The Ministry of Defence have spent £9 million on “fruitless payments” between 2016 and 2019, including developing unused software, paying rent on demolished properties and paying contractors to do nothing.
The very interesting Freedom of Information request looking for the following information was lodged on the 8th of January this year, it asks:
- The number of fruitless payments (payments for which liability not to have been incurred or whether the demand for the goods and services in questions could have been cancelled in time to avoid liability) in excess of £30,000 made by or paid for by your department or its predecessor in the following financial years: 2016/17, 2017/18 and 2018/19
- What each payment was for
- The value of each payment
- The reason why the payment was made
- The reason why the payment was classified as fruitless
- Whether any disciplinary action was taken as a result of the payment (if there was any disciplinary action, please specify what the action was)
What are ‘Fruitless Payments’?
As defined in the Ministry of Defence Financial Accounting & Reporting Manual:
“Fruitless payments – Payments where the Department receives nothing useful in return and: should not have incurred the liability; or could have taken appropriate action to avoid incurring the liability. For example: the cost of repairing incorrectly packed equipment damaged in transit, the cost of rectifying design faults arising from poor specification, failure to cancel travel, accommodation and training bookings in time to obtain a refund.”
What are the biggest payments for?
Here are the top 5 payments as per the Ministry of Defence information.
|What the payment was for||Value of payment||Reason for payment||Why the payment was Fruitless||Disciplinary action taken||Year|
|Contractual payment||£3,274,704.00||Leased gas cannisters not returnable to contractor.||Payment could have been avoided||No||17/18|
|Rental on MoD houses||£539,859.71||Payments contractually due rental for 182 demolished properties for a 12 month period||MoD has no beneficial use of the properties||No||17/18|
|Rental on MoD houses||£515,203.59||Contractually due rental for 184 demolished properties for a 12-month period.||MoD has no beneficial use of the properties||No||18/19|
|Minimum Order Quantity||£363,000.00||Contractor had minimum order quantity for operational ration packs||Minimum order quantity was higher than requirement, but it was not possible to procure a smaller quantity||No||17/18|
|VAT Interest/penalty||£184,423.20||Interest on underpaid VAT to HMRC||Payment could have been avoided||No||18/19|
Notably, many payments relate to interest charged by HMRC or are late payment fees.

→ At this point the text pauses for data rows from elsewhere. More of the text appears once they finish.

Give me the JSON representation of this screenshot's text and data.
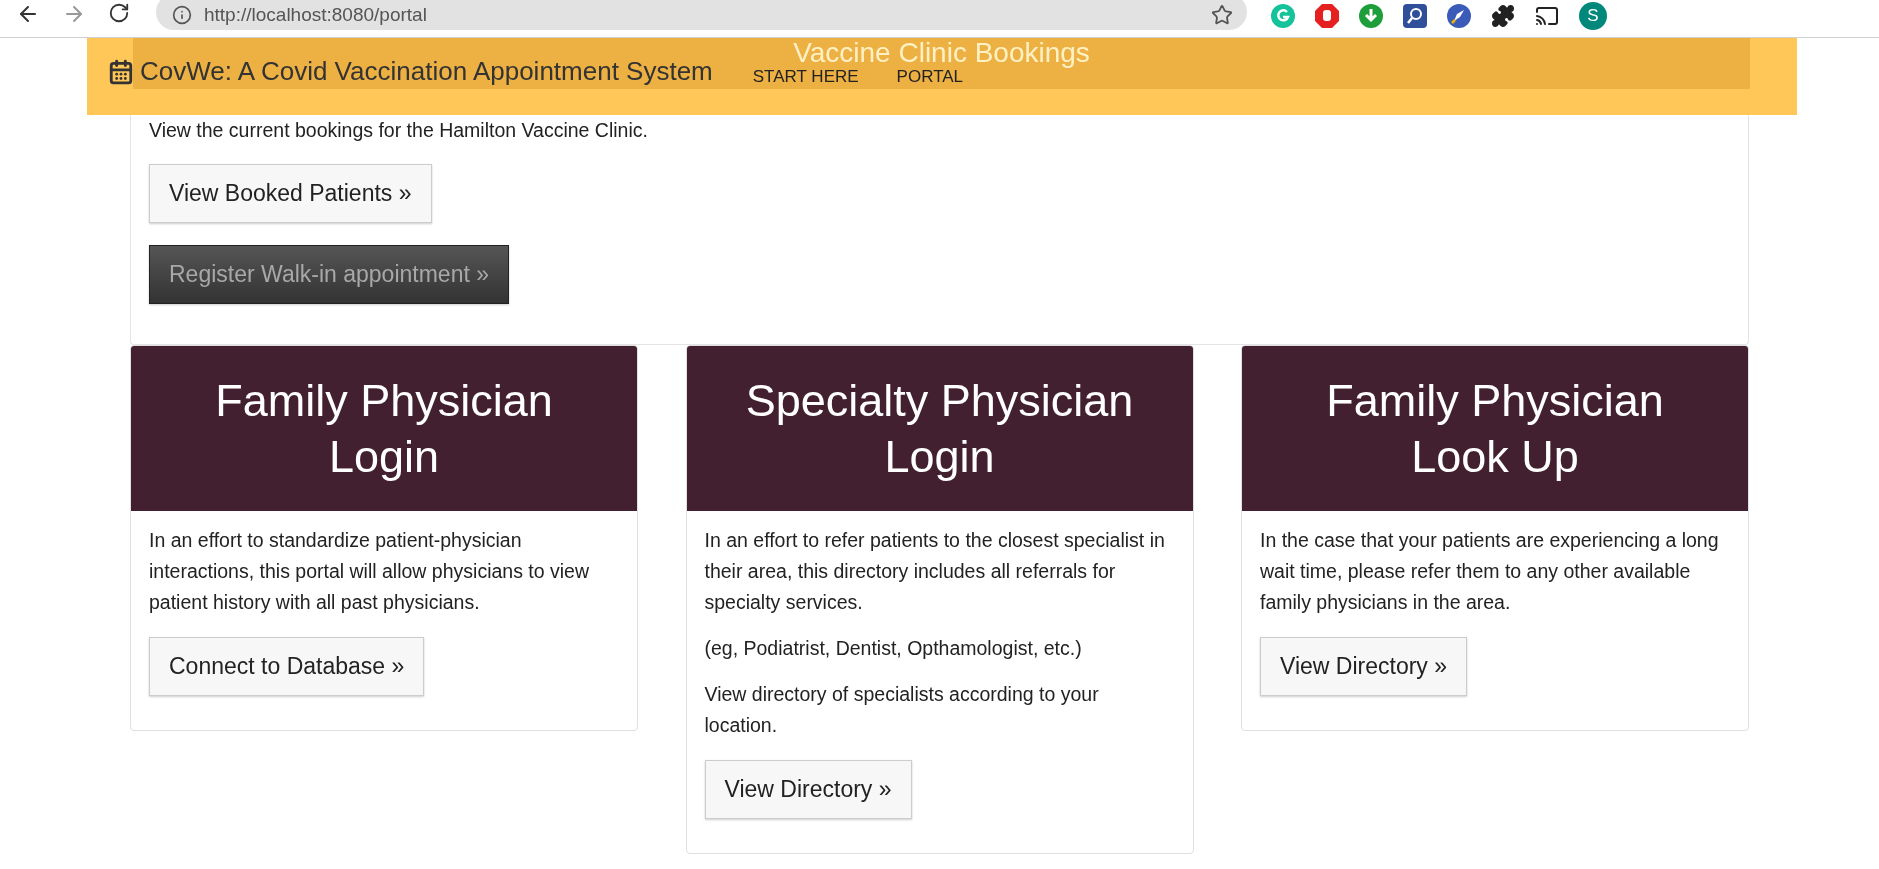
{
  "browser": {
    "url": "http://localhost:8080/portal",
    "profile_initial": "S"
  },
  "navbar": {
    "brand": "CovWe: A Covid Vaccination Appointment System",
    "hidden_heading": "Vaccine Clinic Bookings",
    "links": [
      {
        "label": "START HERE"
      },
      {
        "label": "PORTAL"
      }
    ]
  },
  "bookings": {
    "text": "View the current bookings for the Hamilton Vaccine Clinic.",
    "buttons": [
      {
        "label": "View Booked Patients »",
        "kind": "default"
      },
      {
        "label": "Register Walk-in appointment »",
        "kind": "dark"
      }
    ]
  },
  "cards": [
    {
      "title": "Family Physician Login",
      "paragraphs": [
        "In an effort to standardize patient-physician interactions, this portal will allow physicians to view patient history with all past physicians."
      ],
      "button": "Connect to Database »"
    },
    {
      "title": "Specialty Physician Login",
      "paragraphs": [
        "In an effort to refer patients to the closest specialist in their area, this directory includes all referrals for specialty services.",
        "(eg, Podiatrist, Dentist, Opthamologist, etc.)",
        "View directory of specialists according to your location."
      ],
      "button": "View Directory »"
    },
    {
      "title": "Family Physician Look Up",
      "paragraphs": [
        "In the case that your patients are experiencing a long wait time, please refer them to any other available family physicians in the area."
      ],
      "button": "View Directory »"
    }
  ]
}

The Ministry of Defence have outlined measures being taken to tackle this.
“Please note there are a number of measures being taken by the MOD to tackle the Interest being charged by HMRC for VAT owed by the department which include:

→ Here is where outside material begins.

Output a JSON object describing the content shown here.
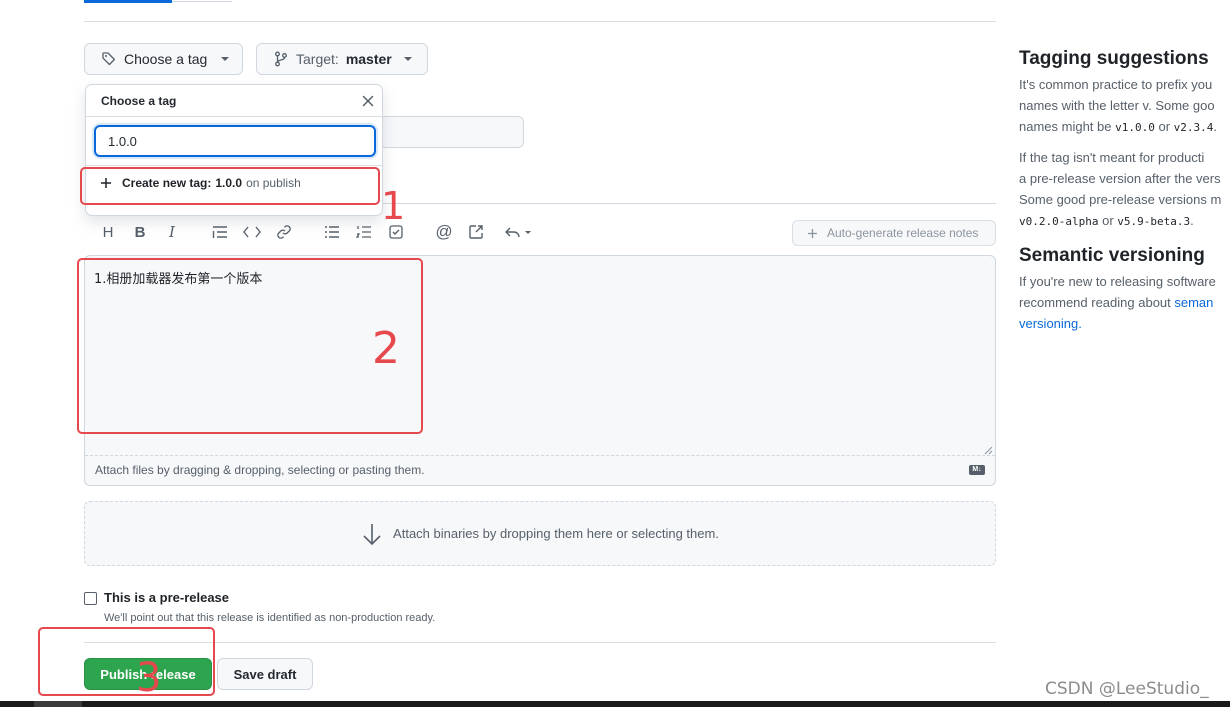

- The new Contract, Purchasing and Finance system has a tax engine to help determine the correct VAT code.
- Additional training is being provided to assist MOD management group staff in determining the correct VAT codes, and lessons are learned from any previous mis-coding, reviewing existing contracts to ensure compliance and making the appropriate corrections where necessary.
- Specialist finance staff are also available to advise on VAT issues, arranges reviews and ensures corrections are processed.
- Guidance is available from the specialist MOD VAT central team who may themselves contact HMRC if it is required.
- Where the MOD believe the HMRC ruling does not take full account of an exemption or a new category of exemption is required, an appeal may be raised.”
It is important to note for the sake of perspective that the Ministry of Defence budget for the same time period was £35.3bn in 2016/17, £35.9 billion in 2017/18 and £36.7bn in 2018/19, that’s around £107.9bn in defence spending in total over the period covered above.
The total wastage outlined in the response to the Freedon of Information request is £9,086,480, That’s 0.00842120481927711% of £107,900,000,000.
If you’d like to see the full table with the raw data, I created this table from the information and sorted it by value. If you’d like like to see it exactly as presented by the Ministry of Defence, see here.